Friends named scientist Markus Dyck as one of three victims. According to scientists, Markus Dyck, a leading Canadian polar bear scientist, was one of three people aboard a helicopter that crashed near Resolute Bay, Nunavut, on Sunday.
Harvey Lemelin, a close friend of Dyck’s, said he was in “denial” when he first heard the news.
“I was searching for reassurance. I was hoping that everyone was mistaken. And then you find out it’s true — total destruction “According to Lemelin.
On the day the helicopter crashed, Dyck was surveying bear populations in Lancaster Sound for the Nunavut government. Two other members of the aircrew have perished.
Dyck was vocal in his support for community-based polar bear management, according to Lemelin.
“Markus was one of those people who fell in love with bears, loved them, and devoted his life to them,” he said.
Dyck, according to Lemelin, told him two weeks ago that he was leaving for fieldwork.
“He was working for Nunavut, combining conventional and empirical expertise, analyzing all forms of testing, and performing those critical sample counts.”
The Igloolik-based scientist pushed back against environmentalists who said the bears were vanishing.
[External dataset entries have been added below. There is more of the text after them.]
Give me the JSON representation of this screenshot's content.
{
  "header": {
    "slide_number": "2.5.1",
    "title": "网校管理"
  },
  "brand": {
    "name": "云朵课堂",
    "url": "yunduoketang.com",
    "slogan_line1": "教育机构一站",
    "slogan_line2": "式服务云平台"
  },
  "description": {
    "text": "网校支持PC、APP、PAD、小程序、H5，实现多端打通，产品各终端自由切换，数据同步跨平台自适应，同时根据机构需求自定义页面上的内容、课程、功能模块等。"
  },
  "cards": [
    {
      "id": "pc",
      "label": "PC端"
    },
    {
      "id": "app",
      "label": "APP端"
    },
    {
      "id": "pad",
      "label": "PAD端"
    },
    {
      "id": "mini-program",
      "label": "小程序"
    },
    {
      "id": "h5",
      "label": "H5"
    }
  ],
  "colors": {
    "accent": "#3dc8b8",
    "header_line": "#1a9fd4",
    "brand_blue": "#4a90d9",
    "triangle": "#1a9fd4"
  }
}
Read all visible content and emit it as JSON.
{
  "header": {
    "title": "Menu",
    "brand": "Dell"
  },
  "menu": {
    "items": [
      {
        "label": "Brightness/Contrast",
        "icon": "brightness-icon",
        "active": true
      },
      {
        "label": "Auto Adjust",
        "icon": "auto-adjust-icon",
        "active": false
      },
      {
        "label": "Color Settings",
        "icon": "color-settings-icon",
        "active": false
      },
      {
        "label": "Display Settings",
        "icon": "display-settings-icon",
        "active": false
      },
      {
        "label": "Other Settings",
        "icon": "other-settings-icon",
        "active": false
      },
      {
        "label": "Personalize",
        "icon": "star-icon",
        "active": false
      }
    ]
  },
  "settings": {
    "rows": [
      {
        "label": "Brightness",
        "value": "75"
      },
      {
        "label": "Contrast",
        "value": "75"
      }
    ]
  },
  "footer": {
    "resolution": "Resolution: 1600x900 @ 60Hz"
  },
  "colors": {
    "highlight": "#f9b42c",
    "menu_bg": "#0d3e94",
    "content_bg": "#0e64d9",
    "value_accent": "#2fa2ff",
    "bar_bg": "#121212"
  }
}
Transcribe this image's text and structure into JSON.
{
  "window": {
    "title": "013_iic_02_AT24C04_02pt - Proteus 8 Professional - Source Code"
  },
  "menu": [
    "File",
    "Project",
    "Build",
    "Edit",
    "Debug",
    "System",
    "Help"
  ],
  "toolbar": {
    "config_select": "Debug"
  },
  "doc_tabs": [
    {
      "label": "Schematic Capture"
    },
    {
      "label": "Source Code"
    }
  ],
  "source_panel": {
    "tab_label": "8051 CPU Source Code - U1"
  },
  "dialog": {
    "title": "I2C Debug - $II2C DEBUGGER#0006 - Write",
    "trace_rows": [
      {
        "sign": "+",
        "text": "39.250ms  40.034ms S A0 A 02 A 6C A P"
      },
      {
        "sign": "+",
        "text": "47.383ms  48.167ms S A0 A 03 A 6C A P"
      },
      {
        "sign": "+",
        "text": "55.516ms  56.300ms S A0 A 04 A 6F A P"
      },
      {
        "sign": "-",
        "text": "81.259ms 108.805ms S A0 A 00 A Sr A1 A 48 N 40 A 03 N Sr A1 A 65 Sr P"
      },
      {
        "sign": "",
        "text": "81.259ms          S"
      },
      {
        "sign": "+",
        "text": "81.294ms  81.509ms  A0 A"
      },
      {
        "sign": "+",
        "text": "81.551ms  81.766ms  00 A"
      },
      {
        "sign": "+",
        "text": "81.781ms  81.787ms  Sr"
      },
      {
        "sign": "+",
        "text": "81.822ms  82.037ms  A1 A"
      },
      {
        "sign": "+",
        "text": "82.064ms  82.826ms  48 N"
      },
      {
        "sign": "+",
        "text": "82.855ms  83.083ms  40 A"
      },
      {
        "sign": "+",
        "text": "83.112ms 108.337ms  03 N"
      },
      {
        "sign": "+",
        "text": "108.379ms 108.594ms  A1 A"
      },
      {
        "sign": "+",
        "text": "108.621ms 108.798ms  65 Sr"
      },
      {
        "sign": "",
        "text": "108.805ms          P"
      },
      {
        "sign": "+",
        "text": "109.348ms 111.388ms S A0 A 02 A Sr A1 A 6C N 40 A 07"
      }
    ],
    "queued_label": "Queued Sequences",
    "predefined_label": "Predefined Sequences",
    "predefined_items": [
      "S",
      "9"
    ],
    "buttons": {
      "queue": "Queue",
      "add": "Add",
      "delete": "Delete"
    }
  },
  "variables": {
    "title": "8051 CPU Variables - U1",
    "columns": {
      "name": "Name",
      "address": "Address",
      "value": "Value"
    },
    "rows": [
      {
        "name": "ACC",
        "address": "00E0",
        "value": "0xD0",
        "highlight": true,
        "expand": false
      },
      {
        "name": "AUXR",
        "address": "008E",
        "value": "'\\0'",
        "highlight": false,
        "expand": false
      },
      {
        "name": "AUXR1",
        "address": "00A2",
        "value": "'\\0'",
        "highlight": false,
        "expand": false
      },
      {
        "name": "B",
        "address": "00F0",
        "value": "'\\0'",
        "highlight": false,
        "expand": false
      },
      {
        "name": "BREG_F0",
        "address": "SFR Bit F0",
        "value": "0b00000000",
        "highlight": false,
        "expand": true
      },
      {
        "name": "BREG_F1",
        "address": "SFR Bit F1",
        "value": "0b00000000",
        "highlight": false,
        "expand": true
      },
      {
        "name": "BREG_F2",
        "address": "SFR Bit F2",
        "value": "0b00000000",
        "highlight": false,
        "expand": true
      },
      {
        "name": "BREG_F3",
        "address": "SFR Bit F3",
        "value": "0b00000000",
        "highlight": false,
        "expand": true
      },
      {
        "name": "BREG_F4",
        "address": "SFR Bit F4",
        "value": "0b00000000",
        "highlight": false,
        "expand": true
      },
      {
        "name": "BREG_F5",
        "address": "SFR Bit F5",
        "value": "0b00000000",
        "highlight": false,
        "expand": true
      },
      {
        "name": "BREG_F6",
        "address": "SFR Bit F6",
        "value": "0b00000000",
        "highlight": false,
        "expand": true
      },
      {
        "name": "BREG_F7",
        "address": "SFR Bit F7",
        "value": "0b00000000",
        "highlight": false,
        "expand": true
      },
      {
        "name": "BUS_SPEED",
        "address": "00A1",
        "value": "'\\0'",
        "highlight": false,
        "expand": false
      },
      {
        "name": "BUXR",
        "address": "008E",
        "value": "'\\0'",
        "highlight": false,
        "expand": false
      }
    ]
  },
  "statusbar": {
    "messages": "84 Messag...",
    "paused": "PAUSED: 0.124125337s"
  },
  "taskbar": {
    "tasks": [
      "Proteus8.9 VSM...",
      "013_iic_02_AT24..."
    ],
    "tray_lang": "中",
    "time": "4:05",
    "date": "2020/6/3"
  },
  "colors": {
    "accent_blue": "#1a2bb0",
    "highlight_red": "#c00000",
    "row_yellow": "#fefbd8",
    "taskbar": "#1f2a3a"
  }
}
He was also a proponent of incorporating conventional wisdom into science, according to Lemelin.
“What he was thinking about was Inuit and Cree people’s willingness to live with polar bears in the long run, to continue traditional harvesting activities, and to treat polar bears sustainably and respectfully,” Lemelin said.